I'm amazed at how often patients will pay a bill they shouldn't pay from their medical provider just because they were billed. It happens more often than you think and by people that come from all walks of life, including the highly educated.
So how does this happen? While the process is somewhat easy to define, the attitudes that allow it to happen are not.
I'd like to talk about process first as the big assumption is that doctor's bill their patients erroneously in error to make money. That's just not the case the large majority of the time.
When an insurance company pays a claim, they will send a detail of the payment called an EOB or EOP -- Explanation Of Benefits or Explanation of Payment. Most of the times, there will be several hundred claims included in one EOB. The lists of charges, write offs, payments, and patient responsibility will be in column format. Each insurance company uses their own format and wording so it's difficult to get in a routine for posting payments when they're all different.
Sometimes what happens is that a poster will post the write off as the patient responsibility leaving a balance that is higher than what the true patient responsibility is. Other times it may be a simple transposition of numbers. Either of these can result in an incorrect balance that's billed to the patient in error.
When you're trying to work though hundreds of claims in a day and trying to follow the different formats, keying errors such as these are likely to happen.

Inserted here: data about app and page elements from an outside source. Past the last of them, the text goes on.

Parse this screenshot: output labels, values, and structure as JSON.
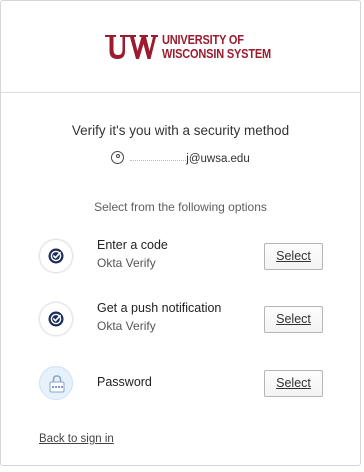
{
  "header": {
    "logo_line1": "UNIVERSITY OF",
    "logo_line2": "WISCONSIN SYSTEM",
    "brand_color": "#9b1c2e"
  },
  "title": "Verify it's you with a security method",
  "identity": {
    "icon": "user-icon",
    "email_suffix": "j@uwsa.edu"
  },
  "subtitle": "Select from the following options",
  "options": [
    {
      "label": "Enter a code",
      "sub": "Okta Verify",
      "icon": "okta-verify-icon",
      "button": "Select"
    },
    {
      "label": "Get a push notification",
      "sub": "Okta Verify",
      "icon": "okta-verify-icon",
      "button": "Select"
    },
    {
      "label": "Password",
      "sub": "",
      "icon": "password-icon",
      "button": "Select"
    }
  ],
  "back_link": "Back to sign in"
}
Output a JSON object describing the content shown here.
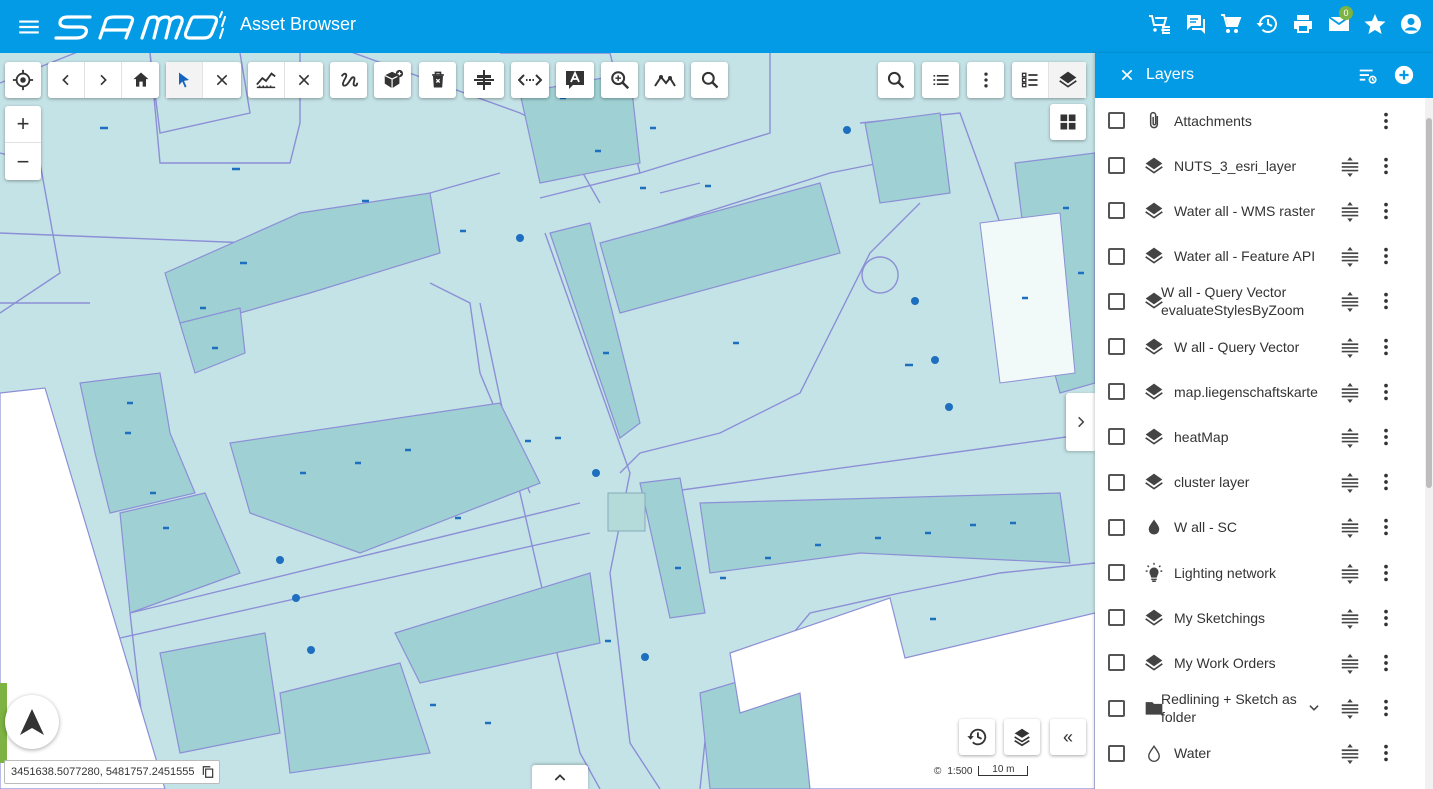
{
  "header": {
    "app_title": "Asset Browser",
    "mail_badge": "0"
  },
  "toolbar": {
    "tools": [
      "locate",
      "back",
      "forward",
      "home",
      "select",
      "clear-selection",
      "measure",
      "clear-measure",
      "sketch",
      "add-object",
      "delete",
      "split",
      "distance",
      "label",
      "zoom-to",
      "profile",
      "search"
    ],
    "right_tools": [
      "search",
      "list",
      "more",
      "legend",
      "layers"
    ]
  },
  "map": {
    "coordinates": "3451638.5077280, 5481757.2451555",
    "scale_text": "1:500",
    "scale_bar_label": "10 m",
    "collapse_label": "«"
  },
  "panel": {
    "title": "Layers",
    "layers": [
      {
        "name": "Attachments",
        "icon": "paperclip-icon",
        "reorder": false,
        "expand": false
      },
      {
        "name": "NUTS_3_esri_layer",
        "icon": "layers-icon",
        "reorder": true,
        "expand": false
      },
      {
        "name": "Water all - WMS raster",
        "icon": "layers-icon",
        "reorder": true,
        "expand": false
      },
      {
        "name": "Water all - Feature API",
        "icon": "layers-icon",
        "reorder": true,
        "expand": false
      },
      {
        "name": "W all - Query Vector evaluateStylesByZoom",
        "icon": "layers-icon",
        "reorder": true,
        "expand": false
      },
      {
        "name": "W all - Query Vector",
        "icon": "layers-icon",
        "reorder": true,
        "expand": false
      },
      {
        "name": "map.liegenschaftskarte",
        "icon": "layers-icon",
        "reorder": true,
        "expand": false
      },
      {
        "name": "heatMap",
        "icon": "layers-icon",
        "reorder": true,
        "expand": false
      },
      {
        "name": "cluster layer",
        "icon": "layers-icon",
        "reorder": true,
        "expand": false
      },
      {
        "name": "W all - SC",
        "icon": "drop-icon",
        "reorder": true,
        "expand": false
      },
      {
        "name": "Lighting network",
        "icon": "bulb-icon",
        "reorder": true,
        "expand": false
      },
      {
        "name": "My Sketchings",
        "icon": "layers-icon",
        "reorder": true,
        "expand": false
      },
      {
        "name": "My Work Orders",
        "icon": "layers-icon",
        "reorder": true,
        "expand": false
      },
      {
        "name": "Redlining + Sketch as folder",
        "icon": "folder-icon",
        "reorder": true,
        "expand": true
      },
      {
        "name": "Water",
        "icon": "drop-outline-icon",
        "reorder": true,
        "expand": false
      }
    ]
  }
}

It's just a fact of a asystem that is set up to handle a massive amounts of information that flows back and forth.
Some offices may have software in place to catch errors such as this, however when the main focus is bringing money in and keeping your head above water, posting errors often fall to the wayside and are put on the back burner. They're just not a high prority when insurance companies have deadlines.
Most of the time, patients will pay without questioning because they just don't want the hassle of having to pull out their insurance paperwork and compare it to the statement. Besides, it's confusing!They figure that the provider's office is on top of what they should be billed. This is just simply not true and the result is that patients often pay for things they shouldn't.
So how do you avoid paying for something that you should be? First of all, no one has more time to look after your pocketbook than you do. Yes, it requires some effort on your behalf but it's your money so invest the time.
Be sure to keep your Insurance EOB's so that you can compare your medical provider's bill to what your EOB is stating you owe. Verify that the charges and the write offs are the same as well as the amount that the insurance company states you owe. The statement from your doctor should mirror your EOB.
If you see any discrepancies, call the doctor's billing office and ask them to review your account. Have your EOB and bill in hand along with a calculator. The call will go much smoother if you have the information to help the billing staff find your account easily. When explaining your reason for calling, be brief but specific about the issue and how you think the error occurred.